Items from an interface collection
========
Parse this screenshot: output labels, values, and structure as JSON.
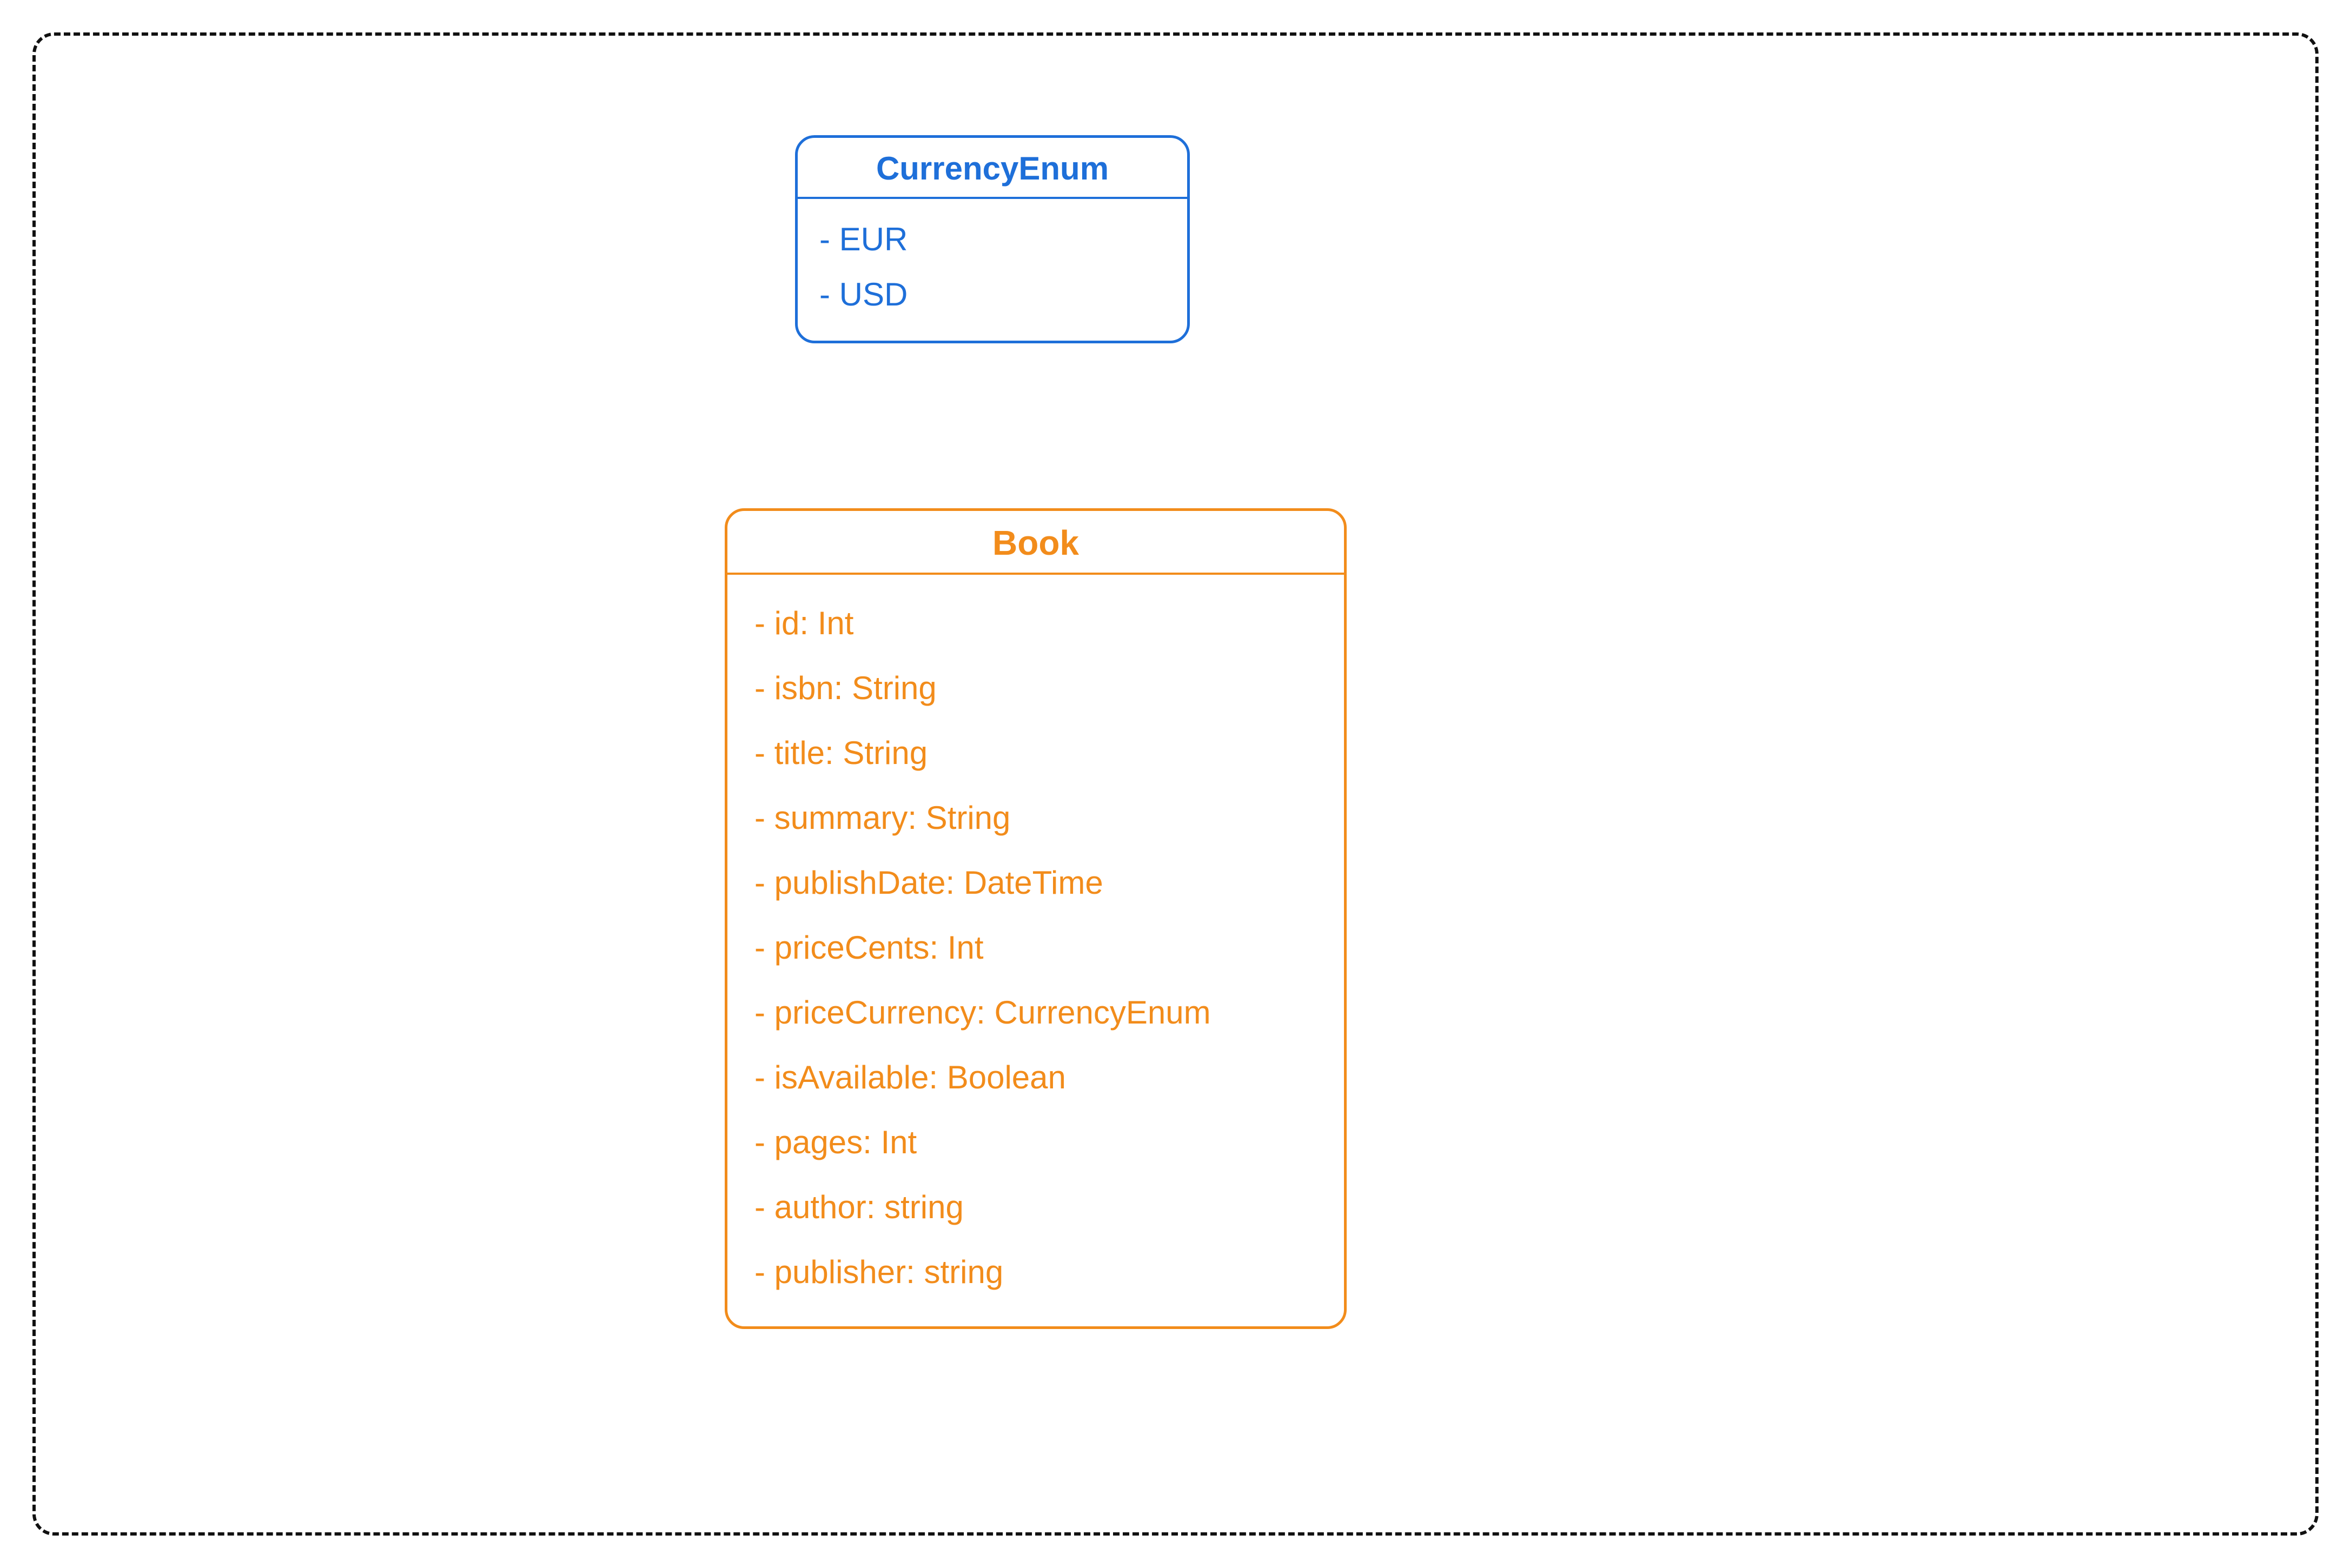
{
  "enum": {
    "name": "CurrencyEnum",
    "items": [
      "- EUR",
      "- USD"
    ],
    "color": "#1e6fd9"
  },
  "class": {
    "name": "Book",
    "fields": [
      "- id: Int",
      "- isbn: String",
      "- title: String",
      "- summary: String",
      "- publishDate: DateTime",
      "- priceCents: Int",
      "- priceCurrency: CurrencyEnum",
      "- isAvailable: Boolean",
      "- pages: Int",
      "- author: string",
      "- publisher: string"
    ],
    "color": "#f28c1b"
  }
}
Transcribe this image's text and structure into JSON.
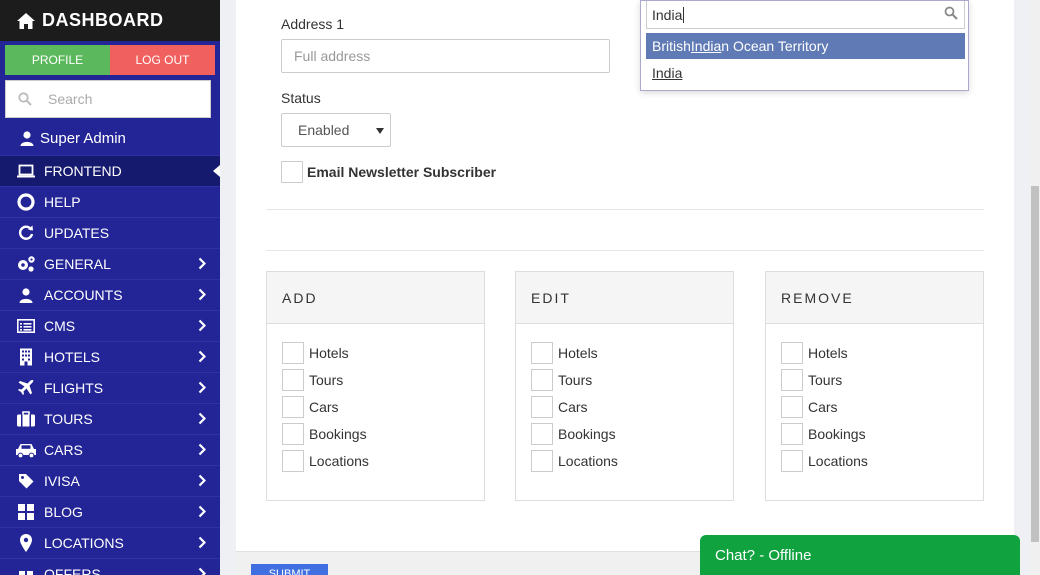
{
  "sidebar": {
    "brand": "DASHBOARD",
    "profile_label": "PROFILE",
    "logout_label": "LOG OUT",
    "search_placeholder": "Search",
    "user": "Super Admin",
    "items": [
      {
        "label": "FRONTEND",
        "icon": "laptop-icon",
        "chevron": false,
        "active": true
      },
      {
        "label": "HELP",
        "icon": "life-ring-icon",
        "chevron": false
      },
      {
        "label": "UPDATES",
        "icon": "refresh-icon",
        "chevron": false
      },
      {
        "label": "GENERAL",
        "icon": "cogs-icon",
        "chevron": true
      },
      {
        "label": "ACCOUNTS",
        "icon": "user-icon",
        "chevron": true
      },
      {
        "label": "CMS",
        "icon": "list-alt-icon",
        "chevron": true
      },
      {
        "label": "HOTELS",
        "icon": "building-icon",
        "chevron": true
      },
      {
        "label": "FLIGHTS",
        "icon": "plane-icon",
        "chevron": true
      },
      {
        "label": "TOURS",
        "icon": "suitcase-icon",
        "chevron": true
      },
      {
        "label": "CARS",
        "icon": "car-icon",
        "chevron": true
      },
      {
        "label": "IVISA",
        "icon": "tag-icon",
        "chevron": true
      },
      {
        "label": "BLOG",
        "icon": "grid-icon",
        "chevron": true
      },
      {
        "label": "LOCATIONS",
        "icon": "map-marker-icon",
        "chevron": true
      },
      {
        "label": "OFFERS",
        "icon": "gift-icon",
        "chevron": true
      }
    ]
  },
  "form": {
    "address_label": "Address 1",
    "address_placeholder": "Full address",
    "status_label": "Status",
    "status_value": "Enabled",
    "newsletter_label": "Email Newsletter Subscriber"
  },
  "permissions": {
    "panels": [
      {
        "title": "ADD",
        "items": [
          "Hotels",
          "Tours",
          "Cars",
          "Bookings",
          "Locations"
        ]
      },
      {
        "title": "EDIT",
        "items": [
          "Hotels",
          "Tours",
          "Cars",
          "Bookings",
          "Locations"
        ]
      },
      {
        "title": "REMOVE",
        "items": [
          "Hotels",
          "Tours",
          "Cars",
          "Bookings",
          "Locations"
        ]
      }
    ]
  },
  "footer": {
    "submit_label": "SUBMIT"
  },
  "country_dropdown": {
    "query": "India",
    "options": [
      {
        "before": "British ",
        "match": "India",
        "after": "n Ocean Territory",
        "highlighted": true
      },
      {
        "before": "",
        "match": "India",
        "after": "",
        "highlighted": false
      }
    ]
  },
  "chat": {
    "label": "Chat? - Offline"
  },
  "colors": {
    "sidebar_bg": "#232597",
    "profile_btn": "#5cb85c",
    "logout_btn": "#f0605e",
    "chat_bg": "#0fa23f",
    "dropdown_highlight": "#5f7ab4",
    "submit_btn": "#3f6fe0"
  }
}
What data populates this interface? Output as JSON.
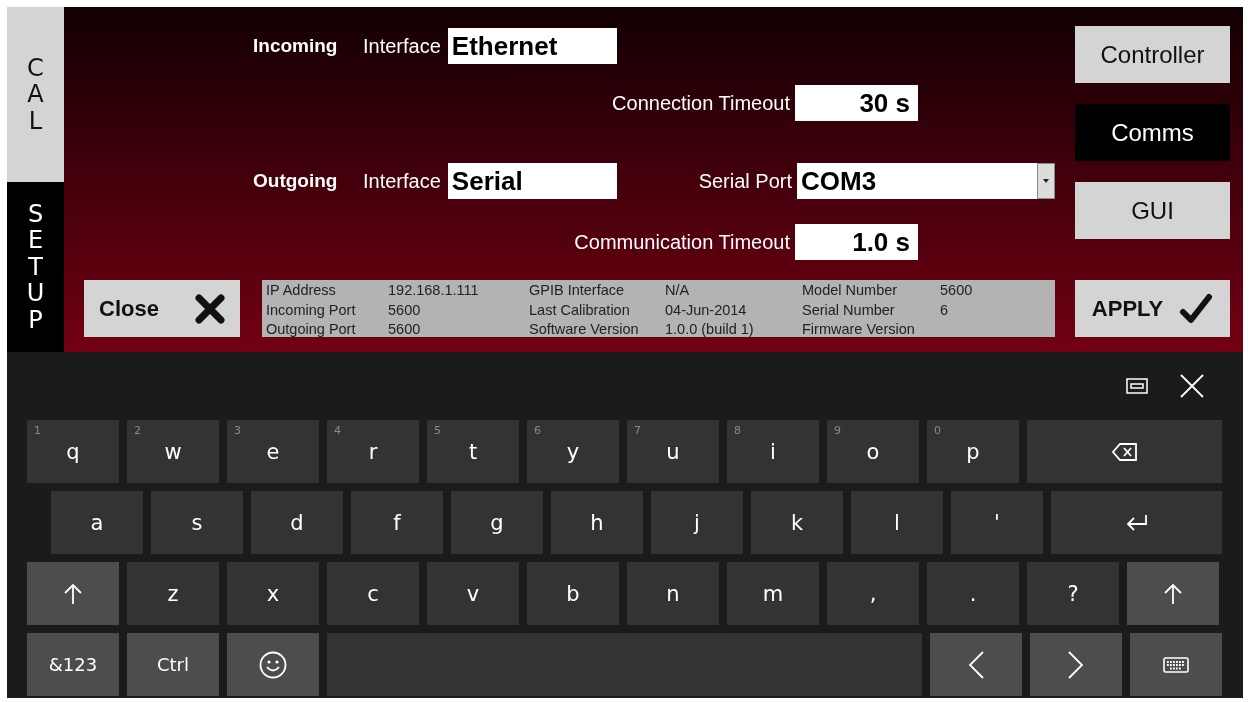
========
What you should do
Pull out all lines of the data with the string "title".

Finished task
      "- title: String",
        "title": "ADD",
        "title": "EDIT",
        "title": "REMOVE",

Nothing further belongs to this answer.